KINGMAN - The City Council has seven months to convince residents that they need to vote for the first primary property tax paid in Kingman in 35 years.
The Council voted 6-1 to do two things at Tuesday's meeting. One was to extend by 18 months the sunset date of a half-cent sales tax bump the Council approved in 2013, which was set to expire June 30, until Dec. 31, 2017.
The second was to embark on an extensive public education campaign before voters decide the primary property tax question in a special election that would take place in May - at an estimated cost of between $100,000 and $120,000, according to City Clerk Sydney Muhle.
City staff recommended the Council make the temporary sales tax permanent, but six of seven members of the Council, led by Councilman Larry Carver, decided to let voters decide the issue.
"There's nothing more permanent than a temporary tax," said Carver. He said many people who rent homes or business space in Kingman rent from non-residents who "do nothing for us."
Carver said he wanted to educate the public on the tax, why it is necessary and how citizens and the city would benefit.
Councilman Mark Abram said he tended to agree with Carver, saying the implementation of a primary property tax would be the "most efficient" way to collect close to $3 million, which is about what the half-cent sales tax earns, and he suggested extending the sales tax sunset deadline.
Councilwoman Jen Miles, in speaking to the city's need to recruit good employees, said it was a "regional truth" Kingman has to compete for workers, which can be difficult when you have only "one knob to turn."
Here's what people would pay, as a ballpark figure, to raise roughly $3 million per year. A home with an assessed value of $100,000 would be obligated for $170 a year, or less than $15 per month.
"That's the kind of education that's important," said Miles. "Is it not worth $15 a month to know an ambulance will show up?"
It is probable the Council would make the half-cent increase permanent if voters turn down the property tax. The only other possible option would be to ask voters to approve a fire district and let the Kingman Fire Department, which is currently a city-ran entity, stand on its own. Either way, home and business owners, and those who rent, would have a tax to pay.

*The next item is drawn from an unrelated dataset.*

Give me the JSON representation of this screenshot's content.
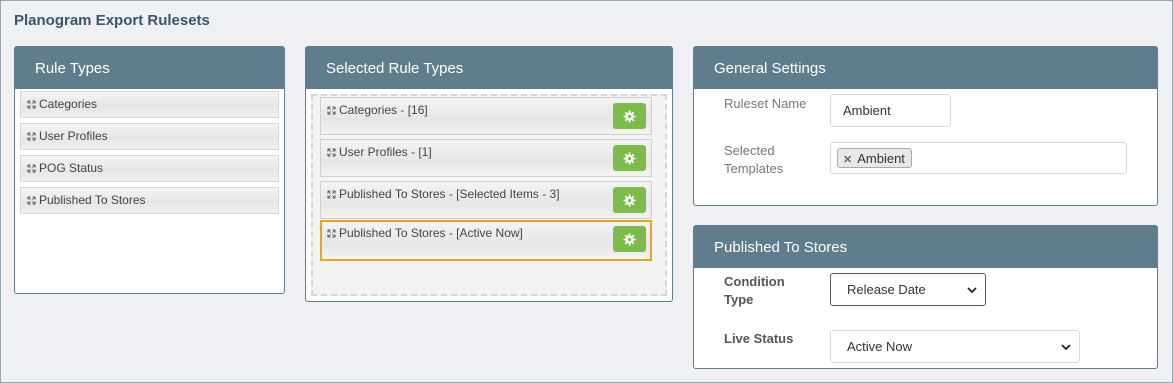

Whether the funding comes from sales or property or fire district taxes, it will be dedicated to public safety, which takes 56 percent of the city's general fund revenue in fiscal year 2015-2016 ending June 30.
Council members voted to extend the sunset date until the end of 2017 due to timing. If voters approve the rooftop tax next May, the revenue would not come into city coffers until 2018.
The Council knows the effort to educate residents will be massive, but after two years of giving little more than lip service to finding a permanent and stable revenue stream in the face of persistently dwindling revenue, the Council decided to put the issue in voters' hands.
Carver recalled the entire point of approving the half-cent increase in 2013 was to use it as a revenue bridge until the Council could identify a permanent revenue stream that would relieve the city of its sole reliance on sales taxes to fund services such as police and fire, parks and recreation - which takes14 percent of general fund expenditures - and streets.
Councilwoman Carole Young cast the lone no vote, because she didn't think the Council should extend the sunset date. In fact, Young didn't vote for the half-cent increase in 2013, she said, because she "knew we wouldn't work on a permanent solution."
She also said the city had until 2017 to find a stable and perennial revenue stream, and that there would be enough revenue left after the June 30 expiration to sustain the city through the rest of the year.
Mayor Richard Anderson, however, noted that what the city earned in 2015 was "about what we earned in 2006, and the half cent got us there." Anderson also said the city has grown by about 2,000 people since 2013 and that it has annexed land.
He said voters who will decide the property tax question must be educated, saying some people think they already pay a primary property tax to the city. That hasn't happened since 1980, when the Council in office at the time permanently abolished the tax during a time of high employment and significant sales tax revenue.
The Great Recession had a serious impact on city revenue because sales tax went down at the same time the state kept for itself millions of dollars in gas taxes, lottery money and other sources of revenue normally sent back to cities.
Anderson said part of the education initiative would focus on explaining the current taxing structure in Kingman compared to other Arizona cities and towns.
There are 91 of them that belong to the Arizona League of Cities and Towns. Of those, 65 have a higher sales tax rate than Kingman - and they, unlike Kingman, also tax food purchases. Fifty-one have the same 2.5 percent sales tax rate as Kingman, or higher.
Anderson also noted that Bullhead City and Lake Havasu City charge only 2 percent for sales tax, but Lake Havasu has a property tax. Bullhead City doesn't have a property tax, but neither does it have to fund a fire department.
Residents Herberta Schroeder and Harley Pettit urged the Council to make the half-cent increase permanent. Pettit suggested they increase it another half-cent and make the tax an even 9 percent in total, with a downward tier system for high-dollar purchases such as vehicles.